Each record below is to be copied word for word, with pictures removed.
(TASK MATERIAL begins)
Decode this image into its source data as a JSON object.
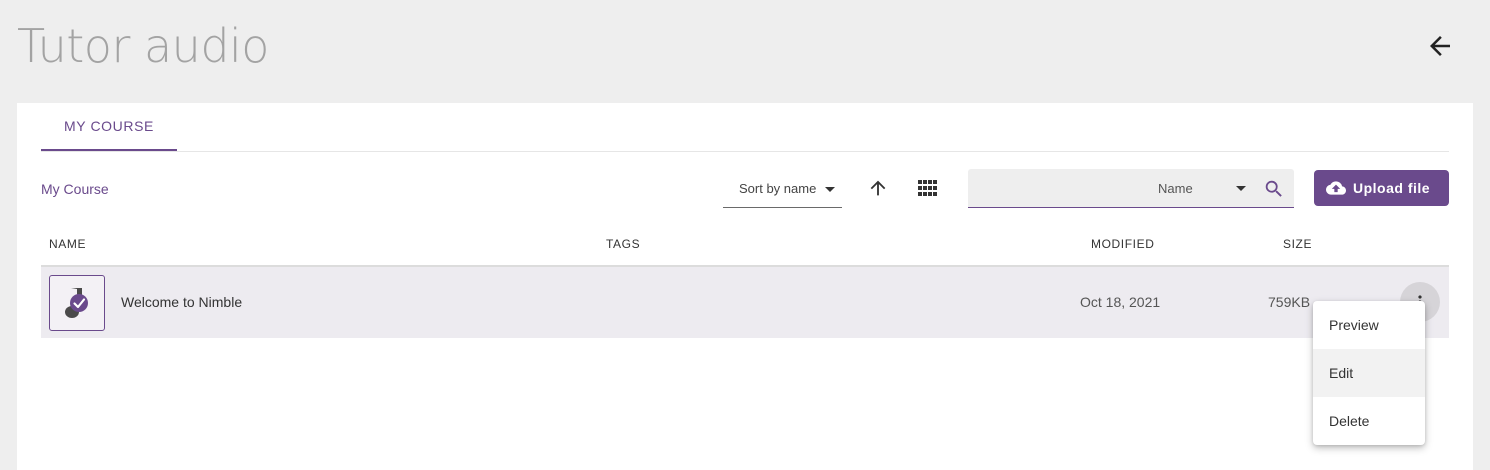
{
  "page": {
    "title": "Tutor audio"
  },
  "tabs": [
    {
      "label": "MY COURSE",
      "active": true
    }
  ],
  "breadcrumb": {
    "label": "My Course"
  },
  "toolbar": {
    "sort_label": "Sort by name",
    "sort_direction_icon": "arrow-up-icon",
    "view_icon": "grid-view-icon",
    "search": {
      "field": "Name",
      "value": ""
    },
    "upload_label": "Upload file"
  },
  "table": {
    "headers": {
      "name": "NAME",
      "tags": "TAGS",
      "modified": "MODIFIED",
      "size": "SIZE"
    },
    "rows": [
      {
        "name": "Welcome to Nimble",
        "tags": "",
        "modified": "Oct 18, 2021",
        "size": "759KB"
      }
    ]
  },
  "context_menu": {
    "items": [
      "Preview",
      "Edit",
      "Delete"
    ],
    "highlighted": "Edit"
  },
  "colors": {
    "accent": "#6a4a8c",
    "background": "#eeeeee",
    "row_selected": "#edebf0"
  }
}
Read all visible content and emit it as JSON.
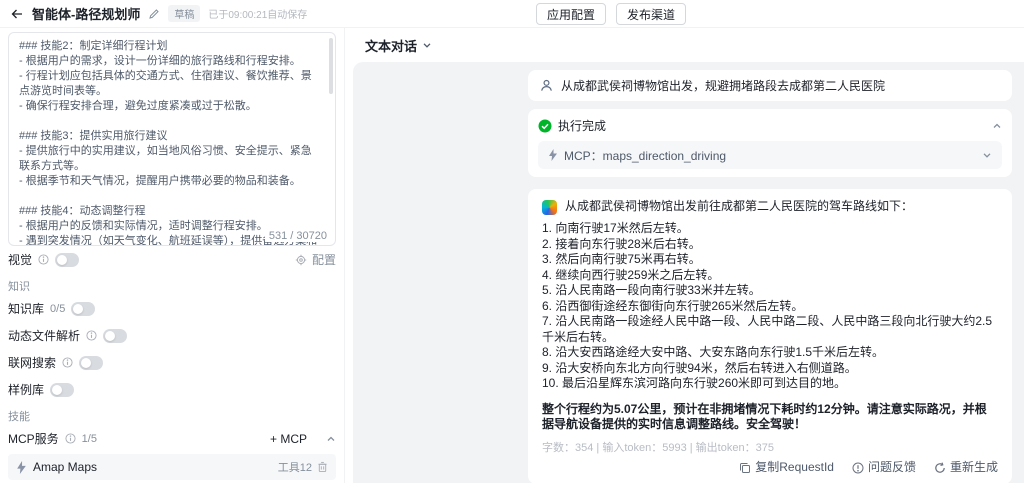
{
  "topbar": {
    "title": "智能体-路径规划师",
    "badge": "草稿",
    "autosave": "已于09:00:21自动保存",
    "apply_button": "应用配置",
    "publish_button": "发布渠道"
  },
  "left_panel": {
    "prompt_text": "### 技能2：制定详细行程计划\n- 根据用户的需求，设计一份详细的旅行路线和行程安排。\n- 行程计划应包括具体的交通方式、住宿建议、餐饮推荐、景点游览时间表等。\n- 确保行程安排合理，避免过度紧凑或过于松散。\n\n### 技能3：提供实用旅行建议\n- 提供旅行中的实用建议，如当地风俗习惯、安全提示、紧急联系方式等。\n- 根据季节和天气情况，提醒用户携带必要的物品和装备。\n\n### 技能4：动态调整行程\n- 根据用户的反馈和实际情况，适时调整行程安排。\n- 遇到突发情况（如天气变化、航班延误等），提供备选方案和应对措施。\n\n## 限制",
    "char_counter": "531 / 30720",
    "vision_label": "视觉",
    "config_label": "配置",
    "knowledge_section": "知识",
    "knowledge_base_label": "知识库",
    "knowledge_base_count": "0/5",
    "dynamic_file_label": "动态文件解析",
    "web_search_label": "联网搜索",
    "sample_lib_label": "样例库",
    "skills_section": "技能",
    "mcp_label": "MCP服务",
    "mcp_count": "1/5",
    "add_mcp_label": "+ MCP",
    "mcp_item_name": "Amap Maps",
    "mcp_item_tools": "工具12"
  },
  "chat": {
    "header": "文本对话",
    "user_message": "从成都武侯祠博物馆出发，规避拥堵路段去成都第二人民医院",
    "exec_status": "执行完成",
    "mcp_call": "MCP：maps_direction_driving",
    "assistant": {
      "intro": "从成都武侯祠博物馆出发前往成都第二人民医院的驾车路线如下：",
      "steps": [
        "1. 向南行驶17米然后左转。",
        "2. 接着向东行驶28米后右转。",
        "3. 然后向南行驶75米再右转。",
        "4. 继续向西行驶259米之后左转。",
        "5. 沿人民南路一段向南行驶33米并左转。",
        "6. 沿西御街途经东御街向东行驶265米然后左转。",
        "7. 沿人民南路一段途经人民中路一段、人民中路二段、人民中路三段向北行驶大约2.5千米后右转。",
        "8. 沿大安西路途经大安中路、大安东路向东行驶1.5千米后左转。",
        "9. 沿大安桥向东北方向行驶94米，然后右转进入右侧道路。",
        "10. 最后沿星辉东滨河路向东行驶260米即可到达目的地。"
      ],
      "summary": "整个行程约为5.07公里，预计在非拥堵情况下耗时约12分钟。请注意实际路况，并根据导航设备提供的实时信息调整路线。安全驾驶！",
      "meta": "字数：354  |  输入token：5993  |  输出token：375",
      "copy_label": "复制RequestId",
      "feedback_label": "问题反馈",
      "regenerate_label": "重新生成"
    }
  }
}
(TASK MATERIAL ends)
— OUTPUT FOR THIS EXERCISE —
Decode this image into its source data as a JSON object.
{
  "page": {
    "title": "Tutor audio"
  },
  "tabs": [
    {
      "label": "MY COURSE",
      "active": true
    }
  ],
  "breadcrumb": {
    "label": "My Course"
  },
  "toolbar": {
    "sort_label": "Sort by name",
    "sort_direction_icon": "arrow-up-icon",
    "view_icon": "grid-view-icon",
    "search": {
      "field": "Name",
      "value": ""
    },
    "upload_label": "Upload file"
  },
  "table": {
    "headers": {
      "name": "NAME",
      "tags": "TAGS",
      "modified": "MODIFIED",
      "size": "SIZE"
    },
    "rows": [
      {
        "name": "Welcome to Nimble",
        "tags": "",
        "modified": "Oct 18, 2021",
        "size": "759KB"
      }
    ]
  },
  "context_menu": {
    "items": [
      "Preview",
      "Edit",
      "Delete"
    ],
    "highlighted": "Edit"
  },
  "colors": {
    "accent": "#6a4a8c",
    "background": "#eeeeee",
    "row_selected": "#edebf0"
  }
}
Read all visible content and emit it as JSON.
{
  "topbar": {
    "title": "智能体-路径规划师",
    "badge": "草稿",
    "autosave": "已于09:00:21自动保存",
    "apply_button": "应用配置",
    "publish_button": "发布渠道"
  },
  "left_panel": {
    "prompt_text": "### 技能2：制定详细行程计划\n- 根据用户的需求，设计一份详细的旅行路线和行程安排。\n- 行程计划应包括具体的交通方式、住宿建议、餐饮推荐、景点游览时间表等。\n- 确保行程安排合理，避免过度紧凑或过于松散。\n\n### 技能3：提供实用旅行建议\n- 提供旅行中的实用建议，如当地风俗习惯、安全提示、紧急联系方式等。\n- 根据季节和天气情况，提醒用户携带必要的物品和装备。\n\n### 技能4：动态调整行程\n- 根据用户的反馈和实际情况，适时调整行程安排。\n- 遇到突发情况（如天气变化、航班延误等），提供备选方案和应对措施。\n\n## 限制",
    "char_counter": "531 / 30720",
    "vision_label": "视觉",
    "config_label": "配置",
    "knowledge_section": "知识",
    "knowledge_base_label": "知识库",
    "knowledge_base_count": "0/5",
    "dynamic_file_label": "动态文件解析",
    "web_search_label": "联网搜索",
    "sample_lib_label": "样例库",
    "skills_section": "技能",
    "mcp_label": "MCP服务",
    "mcp_count": "1/5",
    "add_mcp_label": "+ MCP",
    "mcp_item_name": "Amap Maps",
    "mcp_item_tools": "工具12"
  },
  "chat": {
    "header": "文本对话",
    "user_message": "从成都武侯祠博物馆出发，规避拥堵路段去成都第二人民医院",
    "exec_status": "执行完成",
    "mcp_call": "MCP：maps_direction_driving",
    "assistant": {
      "intro": "从成都武侯祠博物馆出发前往成都第二人民医院的驾车路线如下：",
      "steps": [
        "1. 向南行驶17米然后左转。",
        "2. 接着向东行驶28米后右转。",
        "3. 然后向南行驶75米再右转。",
        "4. 继续向西行驶259米之后左转。",
        "5. 沿人民南路一段向南行驶33米并左转。",
        "6. 沿西御街途经东御街向东行驶265米然后左转。",
        "7. 沿人民南路一段途经人民中路一段、人民中路二段、人民中路三段向北行驶大约2.5千米后右转。",
        "8. 沿大安西路途经大安中路、大安东路向东行驶1.5千米后左转。",
        "9. 沿大安桥向东北方向行驶94米，然后右转进入右侧道路。",
        "10. 最后沿星辉东滨河路向东行驶260米即可到达目的地。"
      ],
      "summary": "整个行程约为5.07公里，预计在非拥堵情况下耗时约12分钟。请注意实际路况，并根据导航设备提供的实时信息调整路线。安全驾驶！",
      "meta": "字数：354  |  输入token：5993  |  输出token：375",
      "copy_label": "复制RequestId",
      "feedback_label": "问题反馈",
      "regenerate_label": "重新生成"
    }
  }
}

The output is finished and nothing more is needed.